Greetings from the other side of marriage! I am remiss for not writing to you last week, but I was overwhelmed with the responsibilities of my impending nuptials. I was married to Molly R. Gutman–now Molly R. Webb–on June 18th at approximately 18:00 PST. It was a wonderful party I’m told–even though I remember little of it after the ceremony. I was there for the ceremony entirely, present, aware, attentive to the angles and shadows, following the color of my bride’s irises as they slide from hazel at the rim to a near yellow at the event horizon.
But see here, already I am drifting into other ceremonies. I apologize. I do. It was a happy day. One of the happiest of my life. But friends, I pray that you have few parties thrown in your honor. It is like being at a gala in which you hear rumors of your own attendance, but can find no evidence of it in your experience. You are not your own, even though ostensibly everyone there is at your disposal. It is a monstrous but beautiful thing to not be your own, to be only the rumor of you. My friends, if I never attended another party before the last one thrown in my honor, I will count myself lucky.
Of course, as I wax pseudo-philosophic on my wedding day, I am trying to get to another point entirely–so often the case with me, I’m afraid. Ah, this rambling nature–these out-of-control verbs–untamed even here. I am now, as I write to you, sitting on our hotel balcony in Siem Reap, Cambodia, watching the dawn, a little bit drunk on the morning. My newly minted wife has given me permission to spend a bit of time with you before we head down to breakfast, and begin our tourist free exploration of Angkor Wat. It’s the beginning of monsoon season hear in Southeast Asia, and so the number of visitors is floating somewhere near zero. We saw an old German couple on the river yesterday, and a few Japanese, but few others. My job–and my wife–are allowing me to document our trip, and if you are inclined you can follow its more mundane aspects here.

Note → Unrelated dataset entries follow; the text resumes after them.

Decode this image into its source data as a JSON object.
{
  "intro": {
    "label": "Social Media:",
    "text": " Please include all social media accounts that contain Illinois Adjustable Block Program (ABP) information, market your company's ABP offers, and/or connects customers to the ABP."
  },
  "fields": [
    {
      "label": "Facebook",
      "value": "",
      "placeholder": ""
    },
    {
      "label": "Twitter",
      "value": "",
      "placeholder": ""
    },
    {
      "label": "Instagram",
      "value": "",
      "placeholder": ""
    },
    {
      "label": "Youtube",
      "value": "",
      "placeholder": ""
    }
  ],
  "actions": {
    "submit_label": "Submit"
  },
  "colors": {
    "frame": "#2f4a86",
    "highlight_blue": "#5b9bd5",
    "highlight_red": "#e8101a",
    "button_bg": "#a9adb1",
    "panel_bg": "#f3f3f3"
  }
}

What I can’t tell my readers, however, that I can tell you, is how deeply uncomfortable I am voyeuring people’s poverty. That’s what the trip to Kampong Khleang felt like yesterday–a “traditional” village that is kept so, so that tourists can see what a traditional fishing culture looks like. Of course, my discomfort is only compounded by the understanding that my own conspicuous consumption brings me no closer to happiness than subsistence farming. I feel guilt for having so much, and compounded guilt that having so much makes me no happier. Access to medicine and potable water, however, are luxuries I do not second guess, and the few signs I saw describing “fresh water” projects for the indigenous people assuages my discomfort at being fleeced by the locals for trinkets and tours.
My friends, I have never been a comfortable tourist–my narcissism often convinced me that people were concerned about my actions when they were usually not even aware of my existence–but as I’ve gotten older, that self-centeredness has become porous, and I find myself surrounded by people. A little bit tired, often hungry, curious about strangers, confused about tomorrow, and for those who don’t have overmuch, willing to share what is briefly theirs on this too short river trip up the way.
May your days and mine find us surrounded by people with whom to share all that we have and all that we don’t.
I hope you are well, and that you accept this small gratitude for your attention.